  1. Pingback: Emotional intelligence | Increasingly Valued by Employers « Global Job Gap, Local Skills Gap - April 12, 2012

  2. Pingback: UK | Universities | An “F” on employability « Global Job Gap, Local Skills Gap - April 16, 2012

  3. Pingback: Keep your friends close, but your prospective employees closer | Facebook, LinkedIn Used for Screening « Global Job Gap, Local Skills Gap - April 18, 2012

  4. Pingback: The psychological dynamics of job-seeking | Ability to focus on goal resides within individuals « Global Job Gap, Local Skills Gap - April 19, 2012

  5. Pingback: Tips to grads « Global Job Gap, Local Skills Gap - April 23, 2012

  6. Pingback: Free Online Unemployment Search Organizer « Global Job Gap, Local Skills Gap - May 11, 2012

  7. Pingback: Pinterest | 5 Ways to Use in Job Search « Global Job Gap, Local Skills Gap - May 16, 2012

  8. Pingback: Online ‘mood’ predicts unemployment spikes « Job Market Monitor - July 26, 2012

  9. Pingback: The 25 Best Blogs for Coping With Unemployment « Job Market Monitor - August 20, 2012

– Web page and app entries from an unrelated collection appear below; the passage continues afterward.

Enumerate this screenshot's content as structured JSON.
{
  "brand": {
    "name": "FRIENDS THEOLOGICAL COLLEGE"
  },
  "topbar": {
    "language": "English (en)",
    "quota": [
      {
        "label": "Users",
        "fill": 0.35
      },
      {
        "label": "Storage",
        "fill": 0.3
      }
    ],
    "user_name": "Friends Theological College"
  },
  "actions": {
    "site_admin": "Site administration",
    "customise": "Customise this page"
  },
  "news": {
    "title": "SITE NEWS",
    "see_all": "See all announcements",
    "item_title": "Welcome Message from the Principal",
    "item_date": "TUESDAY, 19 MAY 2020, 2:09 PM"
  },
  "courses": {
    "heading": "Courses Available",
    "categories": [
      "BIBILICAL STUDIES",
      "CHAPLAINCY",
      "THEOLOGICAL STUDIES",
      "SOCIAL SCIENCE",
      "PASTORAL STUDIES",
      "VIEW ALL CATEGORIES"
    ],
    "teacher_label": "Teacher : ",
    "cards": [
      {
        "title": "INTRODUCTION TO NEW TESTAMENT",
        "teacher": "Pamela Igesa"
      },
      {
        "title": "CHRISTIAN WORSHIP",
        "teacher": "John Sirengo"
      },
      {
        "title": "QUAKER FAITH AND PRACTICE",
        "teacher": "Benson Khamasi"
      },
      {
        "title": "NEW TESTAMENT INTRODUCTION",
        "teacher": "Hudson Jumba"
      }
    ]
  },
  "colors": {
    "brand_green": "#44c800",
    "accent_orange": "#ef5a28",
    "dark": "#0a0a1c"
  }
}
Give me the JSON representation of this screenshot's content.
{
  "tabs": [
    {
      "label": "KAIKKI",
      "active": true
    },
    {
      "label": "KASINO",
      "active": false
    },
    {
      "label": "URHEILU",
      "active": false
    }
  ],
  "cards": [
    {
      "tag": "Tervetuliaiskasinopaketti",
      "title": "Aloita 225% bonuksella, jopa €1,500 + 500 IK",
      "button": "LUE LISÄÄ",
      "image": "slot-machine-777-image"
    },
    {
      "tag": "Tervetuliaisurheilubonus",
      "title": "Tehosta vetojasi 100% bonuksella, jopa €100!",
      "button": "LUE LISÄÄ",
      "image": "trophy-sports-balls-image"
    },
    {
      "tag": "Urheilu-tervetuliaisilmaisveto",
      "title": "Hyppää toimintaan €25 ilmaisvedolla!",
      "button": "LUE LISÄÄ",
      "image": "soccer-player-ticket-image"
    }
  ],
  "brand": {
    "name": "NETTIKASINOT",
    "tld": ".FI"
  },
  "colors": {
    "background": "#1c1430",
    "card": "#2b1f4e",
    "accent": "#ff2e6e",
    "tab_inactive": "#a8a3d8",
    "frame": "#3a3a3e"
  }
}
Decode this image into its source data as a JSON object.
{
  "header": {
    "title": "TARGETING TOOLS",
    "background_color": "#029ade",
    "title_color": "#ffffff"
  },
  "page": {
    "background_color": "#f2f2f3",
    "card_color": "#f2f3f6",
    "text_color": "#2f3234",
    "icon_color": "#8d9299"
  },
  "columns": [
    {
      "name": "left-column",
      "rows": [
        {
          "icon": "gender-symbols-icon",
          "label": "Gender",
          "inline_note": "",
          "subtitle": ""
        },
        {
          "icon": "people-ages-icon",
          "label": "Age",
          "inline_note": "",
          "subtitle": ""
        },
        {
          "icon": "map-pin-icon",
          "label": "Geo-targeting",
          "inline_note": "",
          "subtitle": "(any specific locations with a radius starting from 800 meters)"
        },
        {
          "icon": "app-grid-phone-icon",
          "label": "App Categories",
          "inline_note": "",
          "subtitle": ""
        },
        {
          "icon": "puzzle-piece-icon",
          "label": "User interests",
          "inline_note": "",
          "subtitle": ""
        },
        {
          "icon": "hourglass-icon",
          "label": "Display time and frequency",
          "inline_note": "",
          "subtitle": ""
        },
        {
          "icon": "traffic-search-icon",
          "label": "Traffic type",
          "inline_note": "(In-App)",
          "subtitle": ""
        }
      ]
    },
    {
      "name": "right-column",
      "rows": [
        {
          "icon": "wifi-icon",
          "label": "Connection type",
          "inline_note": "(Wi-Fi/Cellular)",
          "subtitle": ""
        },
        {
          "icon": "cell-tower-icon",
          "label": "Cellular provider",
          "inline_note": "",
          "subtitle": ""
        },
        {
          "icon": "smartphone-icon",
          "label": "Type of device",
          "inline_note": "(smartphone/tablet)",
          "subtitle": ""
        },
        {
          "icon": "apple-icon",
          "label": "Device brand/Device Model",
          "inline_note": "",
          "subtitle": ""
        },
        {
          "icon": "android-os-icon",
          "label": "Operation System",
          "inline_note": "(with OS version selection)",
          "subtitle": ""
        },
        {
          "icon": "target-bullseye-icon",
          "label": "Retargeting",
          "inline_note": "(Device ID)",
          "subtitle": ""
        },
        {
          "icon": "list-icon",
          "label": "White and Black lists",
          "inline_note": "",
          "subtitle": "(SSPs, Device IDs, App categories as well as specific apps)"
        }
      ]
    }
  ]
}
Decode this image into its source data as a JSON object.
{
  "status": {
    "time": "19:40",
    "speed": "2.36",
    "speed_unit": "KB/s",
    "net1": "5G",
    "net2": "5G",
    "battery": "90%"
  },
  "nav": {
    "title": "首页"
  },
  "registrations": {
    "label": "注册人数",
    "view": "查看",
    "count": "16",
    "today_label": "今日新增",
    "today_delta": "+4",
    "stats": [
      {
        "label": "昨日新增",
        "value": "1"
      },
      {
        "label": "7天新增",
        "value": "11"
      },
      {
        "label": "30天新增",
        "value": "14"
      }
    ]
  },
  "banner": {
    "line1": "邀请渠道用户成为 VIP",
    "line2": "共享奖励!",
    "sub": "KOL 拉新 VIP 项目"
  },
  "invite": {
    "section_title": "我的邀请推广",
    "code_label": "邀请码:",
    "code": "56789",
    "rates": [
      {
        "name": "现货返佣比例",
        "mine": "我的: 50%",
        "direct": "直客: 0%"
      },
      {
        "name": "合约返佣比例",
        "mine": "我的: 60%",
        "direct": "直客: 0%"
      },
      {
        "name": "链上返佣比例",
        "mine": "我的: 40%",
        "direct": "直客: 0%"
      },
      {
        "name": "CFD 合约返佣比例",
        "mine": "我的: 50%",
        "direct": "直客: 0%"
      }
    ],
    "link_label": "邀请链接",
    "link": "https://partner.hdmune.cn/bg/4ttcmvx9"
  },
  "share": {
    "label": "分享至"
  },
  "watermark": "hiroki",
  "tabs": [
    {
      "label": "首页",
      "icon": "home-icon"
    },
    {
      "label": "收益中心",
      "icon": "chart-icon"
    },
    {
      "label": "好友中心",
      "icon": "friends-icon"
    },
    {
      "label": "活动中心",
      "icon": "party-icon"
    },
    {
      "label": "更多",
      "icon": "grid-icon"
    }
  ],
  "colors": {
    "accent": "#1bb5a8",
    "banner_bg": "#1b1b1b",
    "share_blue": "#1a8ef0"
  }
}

  10. Pingback: Facebook / Individuals who have recently lost a job feel greater stress « Job Market Monitor - November 18, 2012

  11. Pingback: Facebook / Users who have recently lost a job feel greater stress « Job Market Monitor - November 18, 2012

  12. Pingback: Social Media and Jobs « Job Market Monitor - December 11, 2012

  13. Pingback: Sweden / 40 percent of recruiters are checking social networking pages « Job Market Monitor - January 12, 2013

  14. Pingback: US / Social Media: The Demographics « Job Market Monitor - February 18, 2013

  15. Pingback: Using Social Media In Your Job Search | Job Market Monitor - April 17, 2013

  16. Pingback: An App for those who quit | Job Market Monitor - January 8, 2014

Leave a Reply

Fill in your details below or click an icon to log in: Logo

You are commenting using your account. Log Out /  Change )

Google photo

You are commenting using your Google account. Log Out /  Change )

Twitter picture

You are commenting using your Twitter account. Log Out /  Change )

Facebook photo

You are commenting using your Facebook account. Log Out /  Change )

Connecting to %s

Jobs – Offres d’emploi – US & Canada (Eng. & Fr.)

The Most Popular Job Search Tools

Even More Objectives Statements to customize

Cover Letters – Tools, Tips and Free Cover Letter Templates for Microsoft Office

Follow Job Market Monitor on

Enter your email address to follow this blog and receive notifications of new posts by email.

Follow Job Market Monitor via Twitter



%d bloggers like this: